Nestled in the heart of ultra-wealthy Silicon Valley, California’s third-largest city is burning. What a Washington Post report calls “gold-plated pensions” for public workers are devastating San Jose, creating public eyesores like shuttered libraries, deserted recreational centers, and streets desperately in need of repair. Mayor Chuck Reed (D), quoted by the WaPo below, identifies a problem we’ve warned about for a long time here at TAI: As the cost of the blue model puts pressure on state and municipal finances, Democrats can no longer honestly claim to represent both the public employee producers of government services and the people, especially low-income families, who rely on such services:
“This is one of the dichotomies of California: I am cutting services to my low- and moderate-income people . . . to pay really generous benefits for public employees who make a good living and have an even better retirement,” he said in an interview in his office overlooking downtown.

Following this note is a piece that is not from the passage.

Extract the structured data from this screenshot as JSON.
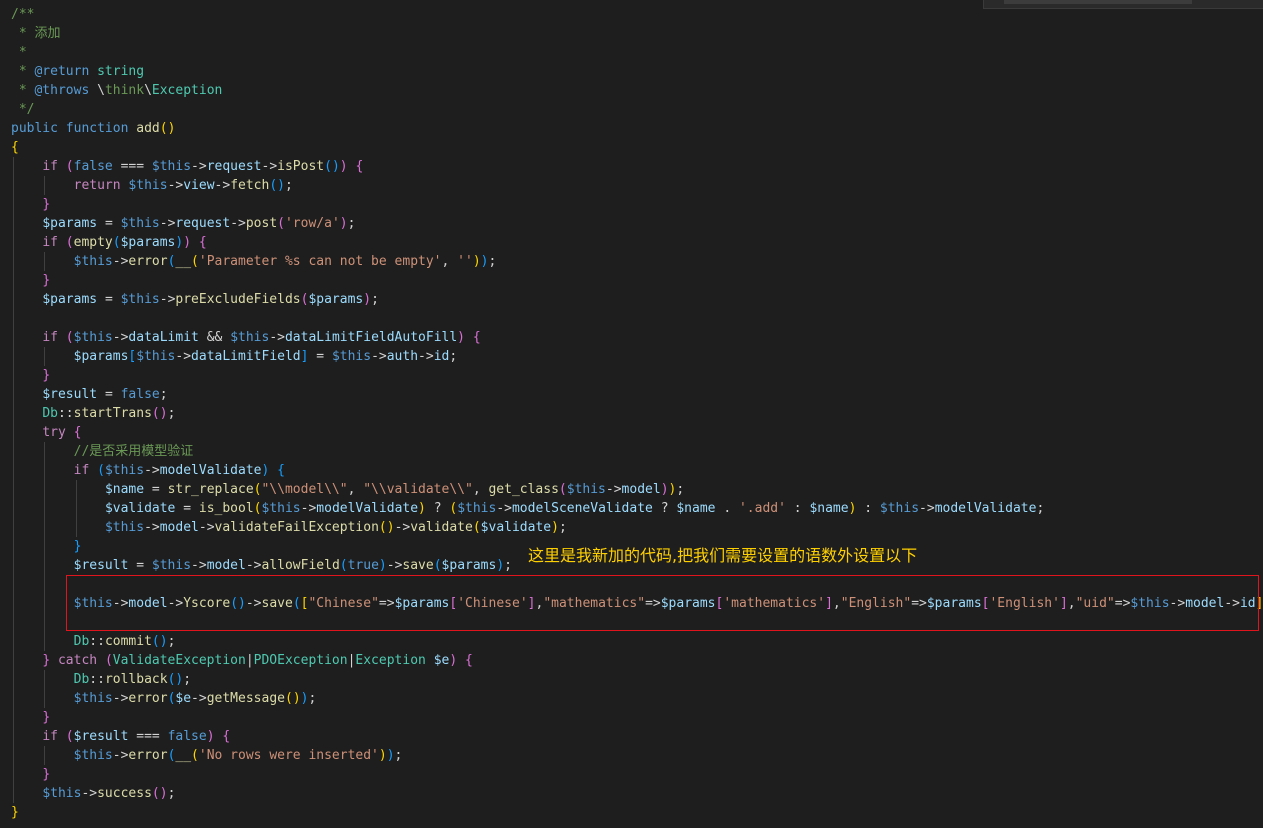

In San Jose and across the nation, state and local officials are increasingly confronting a vision of startling injustice: Poor and middle-class taxpayers — who often have no retirement savings — are paying higher taxes so public employees can retire in relative comfort.
It doesn’t take much imagination to see where the blue model is heading in the long run. The poor and middle-class are paying more in taxes even as services are being cut. And a growing portion of those tax dollars is going to fund pensions that pay out 90 percent of a public employee’s final salary level in retirement. According to the report, pension costs account for a full quarter of San Jose’s fiscal pie, quadruple what it did only ten years ago.
And we still can’t even call public employees the clear victors in this ugly contest. In San Jose, the number of current public employees has been cut by almost thirty percent. In other words, public employee union members are paying dues to secure benefits that could eventually force cities to fire them.
For this reason and others, the blue civil war is seeing many more Spotsylvanias than Gettysburgs: battles in which the bodies pile up quickly without any clear winner to show for it. Both public employees and poor residents are long-run losers in this system that union leaders and their allied legislators have imprudently designed. This is the case in Detroit and Chicago as much as it is in San Jose.
Make no mistake: the blue civil war is raging amongst the leadership ranks of the political class, every bit as much as it is at the level of individual citizens. Mayor Reed is fighting an uphill battle to ease constitutional restrictions on pension reform, measures which unions and some fellow Democrats vehemently oppose. A similar battle is being fought in Illinois, Rhode Island, and Chicago.
Is retirement security for public workers more important than social services for the poor? Are pensions and job security for teachers more important than a poor child’s access to a good education? These are the kinds of questions that will continue to pit Democratic legislators and voters against each other.